Below are the records; copy each line in which "value" can be found.

--- Data section ---

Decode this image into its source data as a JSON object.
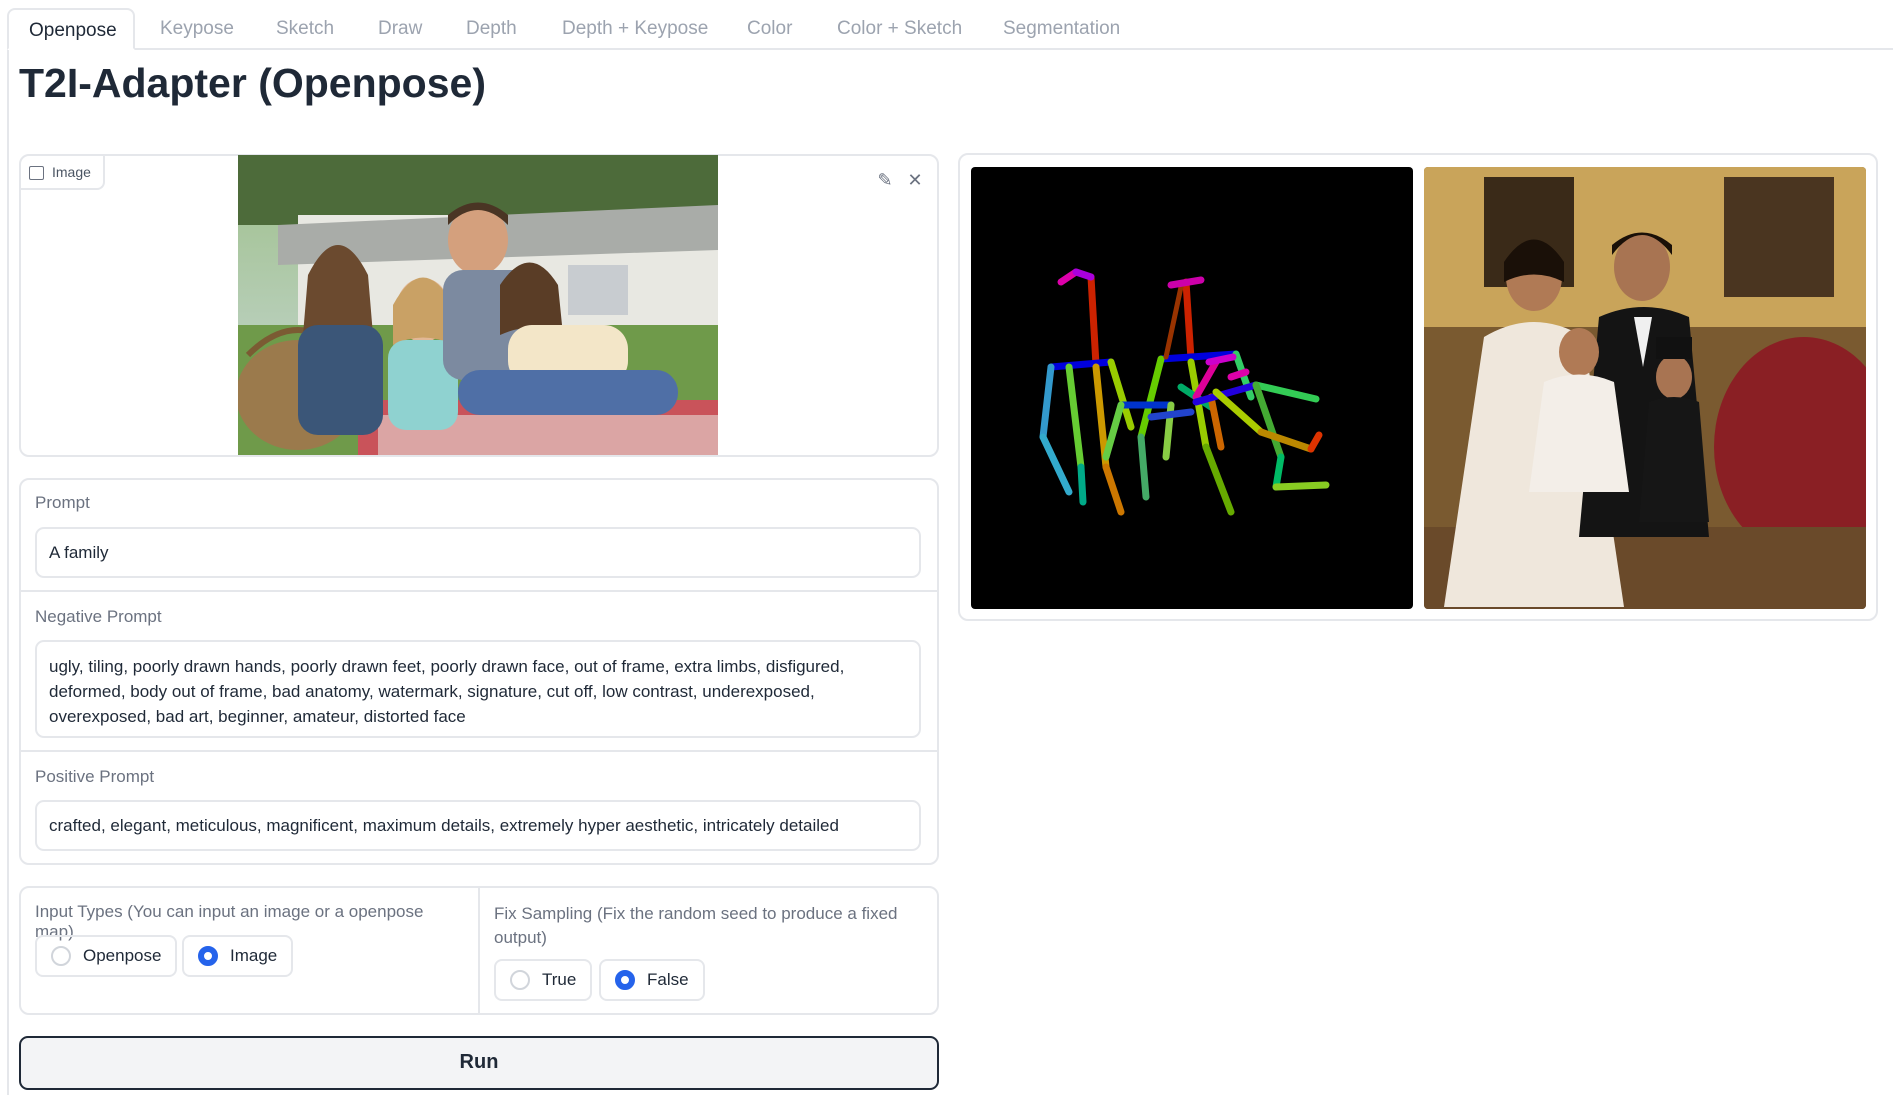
{
  "tabs": [
    {
      "label": "Openpose",
      "active": true
    },
    {
      "label": "Keypose",
      "active": false
    },
    {
      "label": "Sketch",
      "active": false
    },
    {
      "label": "Draw",
      "active": false
    },
    {
      "label": "Depth",
      "active": false
    },
    {
      "label": "Depth + Keypose",
      "active": false
    },
    {
      "label": "Color",
      "active": false
    },
    {
      "label": "Color + Sketch",
      "active": false
    },
    {
      "label": "Segmentation",
      "active": false
    }
  ],
  "page": {
    "title": "T2I-Adapter (Openpose)"
  },
  "image_input": {
    "badge_label": "Image",
    "edit_icon": "pencil-icon",
    "clear_icon": "close-icon"
  },
  "prompt": {
    "label": "Prompt",
    "value": "A family"
  },
  "negative_prompt": {
    "label": "Negative Prompt",
    "value": "ugly, tiling, poorly drawn hands, poorly drawn feet, poorly drawn face, out of frame, extra limbs, disfigured, deformed, body out of frame, bad anatomy, watermark, signature, cut off, low contrast, underexposed, overexposed, bad art, beginner, amateur, distorted face"
  },
  "positive_prompt": {
    "label": "Positive Prompt",
    "value": "crafted, elegant, meticulous, magnificent, maximum details, extremely hyper aesthetic, intricately detailed"
  },
  "input_types": {
    "label": "Input Types (You can input an image or a openpose map)",
    "options": [
      {
        "label": "Openpose",
        "selected": false
      },
      {
        "label": "Image",
        "selected": true
      }
    ]
  },
  "fix_sampling": {
    "label": "Fix Sampling (Fix the random seed to produce a fixed output)",
    "options": [
      {
        "label": "True",
        "selected": false
      },
      {
        "label": "False",
        "selected": true
      }
    ]
  },
  "run_button": {
    "label": "Run"
  },
  "colors": {
    "accent": "#2563eb",
    "border": "#e5e7eb",
    "text": "#1f2937",
    "muted": "#9ca3af"
  }
}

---

▸ Response
    "value": "A family"
    "value": "ugly, tiling, poorly drawn hands, poorly drawn feet, poorly drawn face, out of frame, extra limbs, disfigured, deformed, body out of frame, bad anatomy, watermark, signature, cut off, low contrast, underexposed, overexposed, bad art, beginner, amateur, distorted face"
    "value": "crafted, elegant, meticulous, magnificent, maximum details, extremely hyper aesthetic, intricately detailed"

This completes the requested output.